> [Task description]
Where does the string "text" appear? Copy every line of the entries below that holds it.

> [Material for this task]
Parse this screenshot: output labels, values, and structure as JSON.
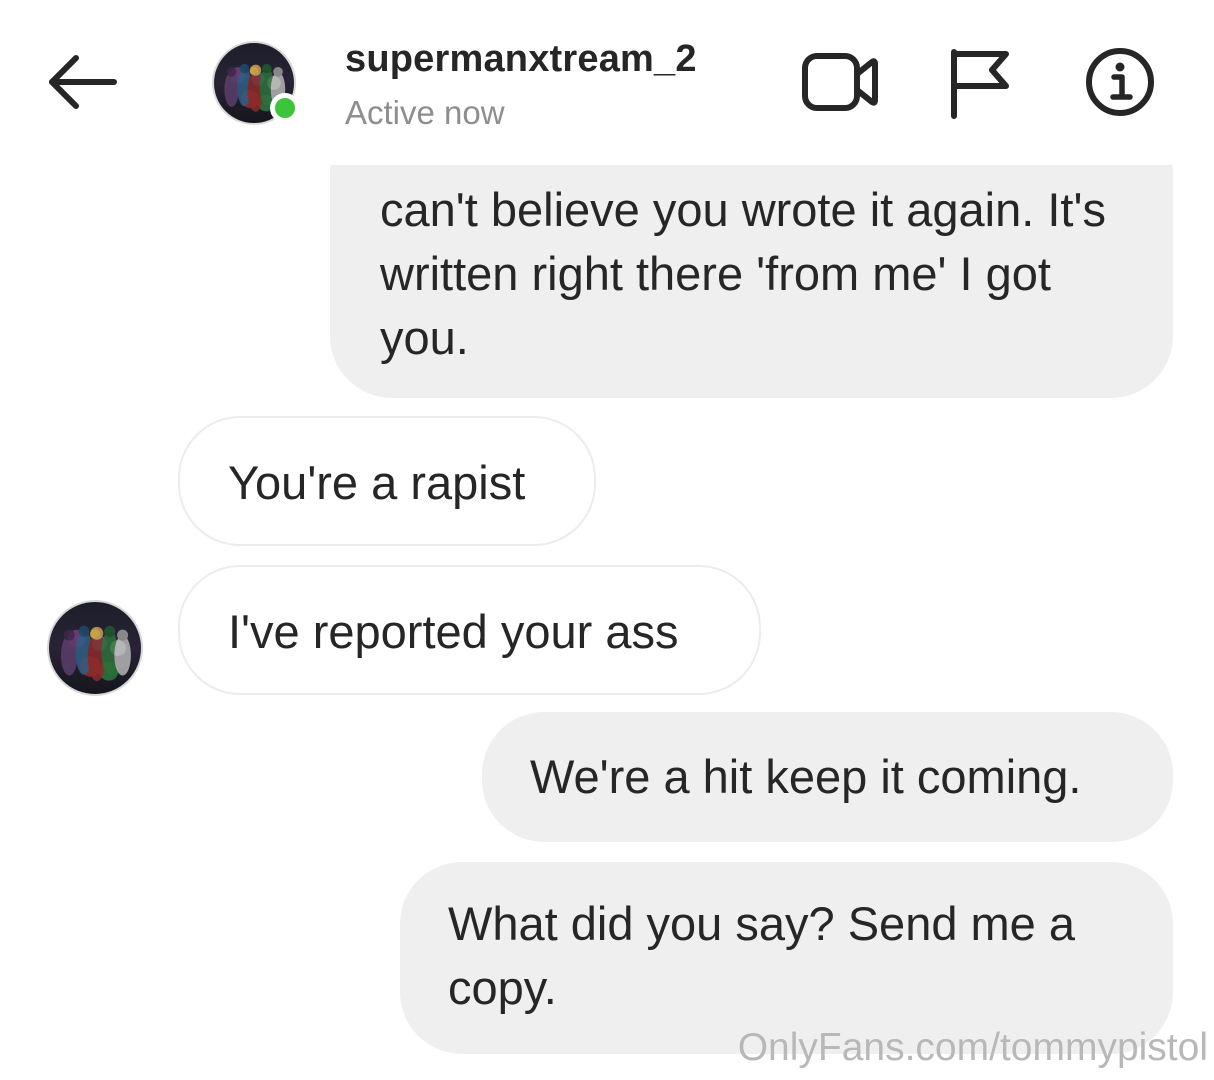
{
  "header": {
    "username": "supermanxtream_2",
    "status": "Active now",
    "online_color": "#3cc43a",
    "icons": [
      "back-arrow-icon",
      "video-call-icon",
      "flag-icon",
      "info-icon"
    ]
  },
  "messages": [
    {
      "sender": "me",
      "text": "can't believe you wrote it again. It's written right there 'from me' I got you."
    },
    {
      "sender": "them",
      "text": "You're a rapist"
    },
    {
      "sender": "them",
      "text": "I've reported your ass"
    },
    {
      "sender": "me",
      "text": "We're a hit keep it coming."
    },
    {
      "sender": "me",
      "text": "What did you say? Send me a copy."
    }
  ],
  "watermark": "OnlyFans.com/tommypistol",
  "colors": {
    "sent_bubble": "#efefef",
    "received_bubble_border": "#ececec",
    "text": "#262626",
    "muted": "#8e8e8e"
  }
}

> [Result]
      "text": "can't believe you wrote it again. It's written right there 'from me' I got you."
      "text": "You're a rapist"
      "text": "I've reported your ass"
      "text": "We're a hit keep it coming."
      "text": "What did you say? Send me a copy."
    "text": "#262626",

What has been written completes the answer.